How to complete this task: Leave out the images; return the rest of the data exactly.

Source data:

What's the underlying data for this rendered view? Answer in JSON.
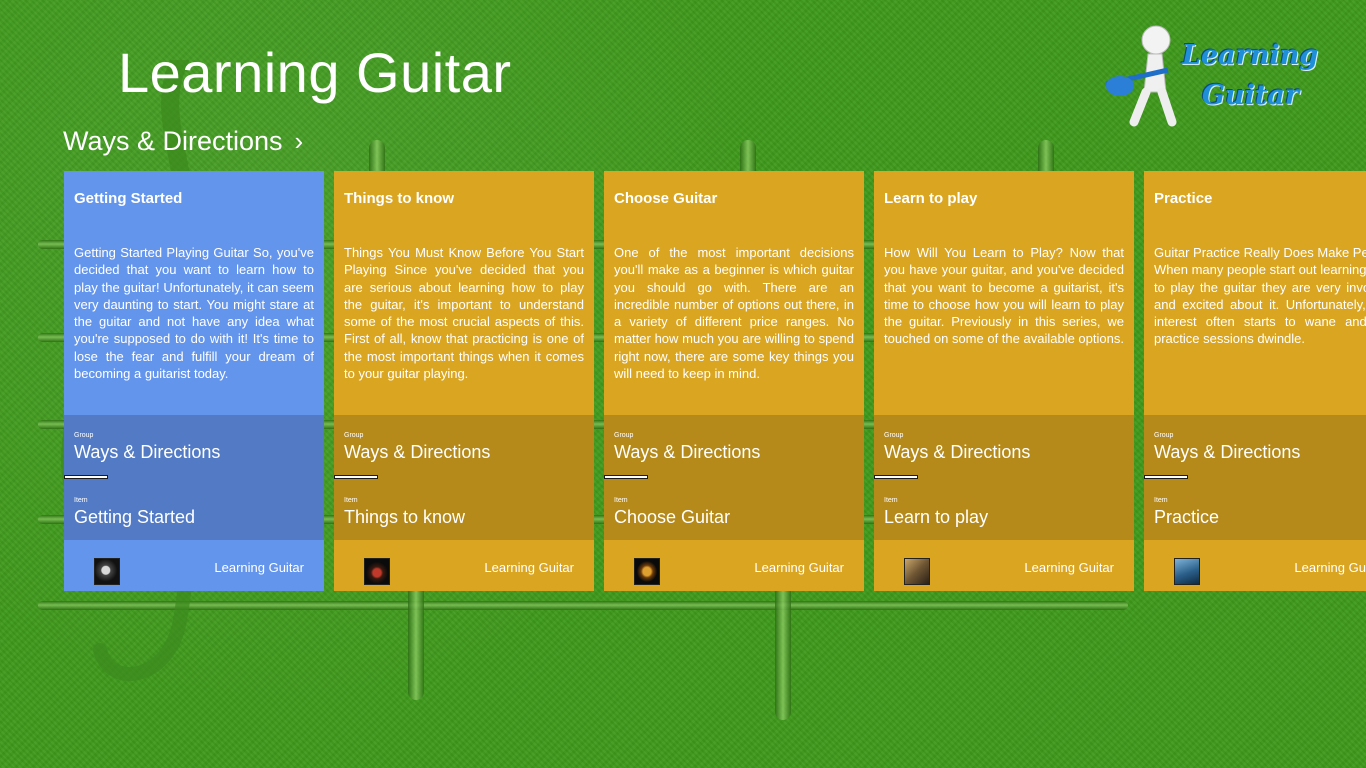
{
  "app": {
    "title": "Learning Guitar"
  },
  "group": {
    "title": "Ways & Directions",
    "chevron": "›"
  },
  "logo": {
    "line1": "Learning",
    "line2": "Guitar"
  },
  "labels": {
    "group": "Group",
    "item": "Item"
  },
  "colors": {
    "blue": "#6495ed",
    "gold": "#daa520",
    "background": "#3f9a1c"
  },
  "cards": [
    {
      "title": "Getting Started",
      "description": "Getting Started Playing Guitar So, you've decided that you want to learn how to play the guitar! Unfortunately, it can seem very daunting to start. You might stare at the guitar and not have any idea what you're supposed to do with it! It's time to lose the fear and fulfill your dream of becoming a guitarist today.",
      "group_name": "Ways & Directions",
      "item_name": "Getting Started",
      "footer": "Learning Guitar",
      "thumbnail_icon": "guitar-thumbnail-icon",
      "color": "#6495ed",
      "progress": 0.17
    },
    {
      "title": "Things to know",
      "description": "Things You Must Know Before You Start Playing Since you've decided that you are serious about learning how to play the guitar, it's important to understand some of the most crucial aspects of this. First of all, know that practicing is one of the most important things when it comes to your guitar playing.",
      "group_name": "Ways & Directions",
      "item_name": "Things to know",
      "footer": "Learning Guitar",
      "thumbnail_icon": "guitar-thumbnail-icon",
      "color": "#daa520",
      "progress": 0.17
    },
    {
      "title": "Choose Guitar",
      "description": "One of the most important decisions you'll make as a beginner is which guitar you should go with. There are an incredible number of options out there, in a variety of different price ranges. No matter how much you are willing to spend right now, there are some key things you will need to keep in mind.",
      "group_name": "Ways & Directions",
      "item_name": "Choose Guitar",
      "footer": "Learning Guitar",
      "thumbnail_icon": "guitar-thumbnail-icon",
      "color": "#daa520",
      "progress": 0.17
    },
    {
      "title": "Learn to play",
      "description": "How Will You Learn to Play? Now that you have your guitar, and you've decided that you want to become a guitarist, it's time to choose how you will learn to play the guitar. Previously in this series, we touched on some of the available options.",
      "group_name": "Ways & Directions",
      "item_name": "Learn to play",
      "footer": "Learning Guitar",
      "thumbnail_icon": "guitar-thumbnail-icon",
      "color": "#daa520",
      "progress": 0.17
    },
    {
      "title": "Practice",
      "description": "Guitar Practice Really Does Make Perfect When many people start out learning how to play the guitar they are very involved and excited about it. Unfortunately, that interest often starts to wane and the practice sessions dwindle.",
      "group_name": "Ways & Directions",
      "item_name": "Practice",
      "footer": "Learning Guitar",
      "thumbnail_icon": "guitar-thumbnail-icon",
      "color": "#daa520",
      "progress": 0.17
    }
  ]
}
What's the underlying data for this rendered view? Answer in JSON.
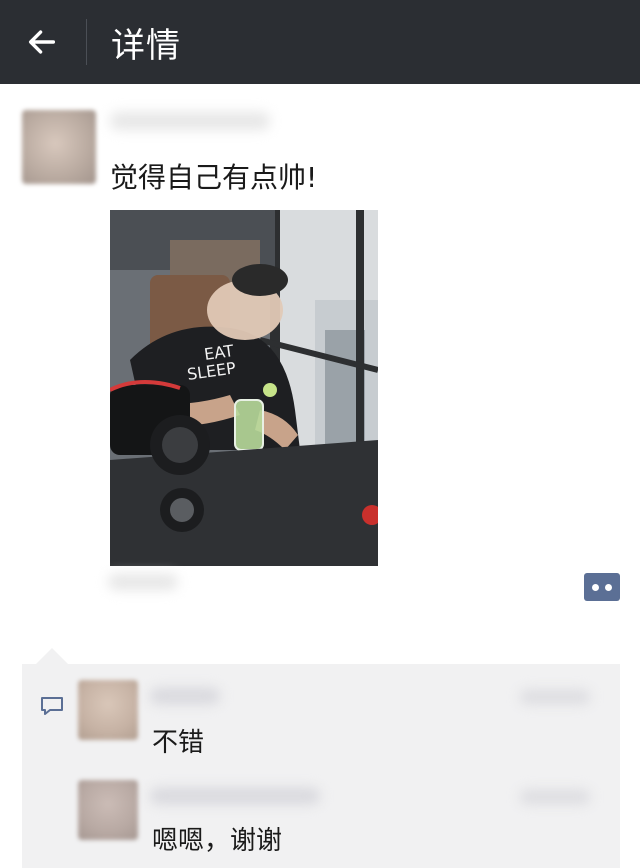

Written reply:
What's the underlying data for this rendered view? Answer in JSON.
{
  "app": {
    "title": "Learning Guitar"
  },
  "group": {
    "title": "Ways & Directions",
    "chevron": "›"
  },
  "logo": {
    "line1": "Learning",
    "line2": "Guitar"
  },
  "labels": {
    "group": "Group",
    "item": "Item"
  },
  "colors": {
    "blue": "#6495ed",
    "gold": "#daa520",
    "background": "#3f9a1c"
  },
  "cards": [
    {
      "title": "Getting Started",
      "description": "Getting Started Playing Guitar So, you've decided that you want to learn how to play the guitar! Unfortunately, it can seem very daunting to start. You might stare at the guitar and not have any idea what you're supposed to do with it! It's time to lose the fear and fulfill your dream of becoming a guitarist today.",
      "group_name": "Ways & Directions",
      "item_name": "Getting Started",
      "footer": "Learning Guitar",
      "thumbnail_icon": "guitar-thumbnail-icon",
      "color": "#6495ed",
      "progress": 0.17
    },
    {
      "title": "Things to know",
      "description": "Things You Must Know Before You Start Playing Since you've decided that you are serious about learning how to play the guitar, it's important to understand some of the most crucial aspects of this. First of all, know that practicing is one of the most important things when it comes to your guitar playing.",
      "group_name": "Ways & Directions",
      "item_name": "Things to know",
      "footer": "Learning Guitar",
      "thumbnail_icon": "guitar-thumbnail-icon",
      "color": "#daa520",
      "progress": 0.17
    },
    {
      "title": "Choose Guitar",
      "description": "One of the most important decisions you'll make as a beginner is which guitar you should go with. There are an incredible number of options out there, in a variety of different price ranges. No matter how much you are willing to spend right now, there are some key things you will need to keep in mind.",
      "group_name": "Ways & Directions",
      "item_name": "Choose Guitar",
      "footer": "Learning Guitar",
      "thumbnail_icon": "guitar-thumbnail-icon",
      "color": "#daa520",
      "progress": 0.17
    },
    {
      "title": "Learn to play",
      "description": "How Will You Learn to Play? Now that you have your guitar, and you've decided that you want to become a guitarist, it's time to choose how you will learn to play the guitar. Previously in this series, we touched on some of the available options.",
      "group_name": "Ways & Directions",
      "item_name": "Learn to play",
      "footer": "Learning Guitar",
      "thumbnail_icon": "guitar-thumbnail-icon",
      "color": "#daa520",
      "progress": 0.17
    },
    {
      "title": "Practice",
      "description": "Guitar Practice Really Does Make Perfect When many people start out learning how to play the guitar they are very involved and excited about it. Unfortunately, that interest often starts to wane and the practice sessions dwindle.",
      "group_name": "Ways & Directions",
      "item_name": "Practice",
      "footer": "Learning Guitar",
      "thumbnail_icon": "guitar-thumbnail-icon",
      "color": "#daa520",
      "progress": 0.17
    }
  ]
}
What's the underlying data for this rendered view? Answer in JSON.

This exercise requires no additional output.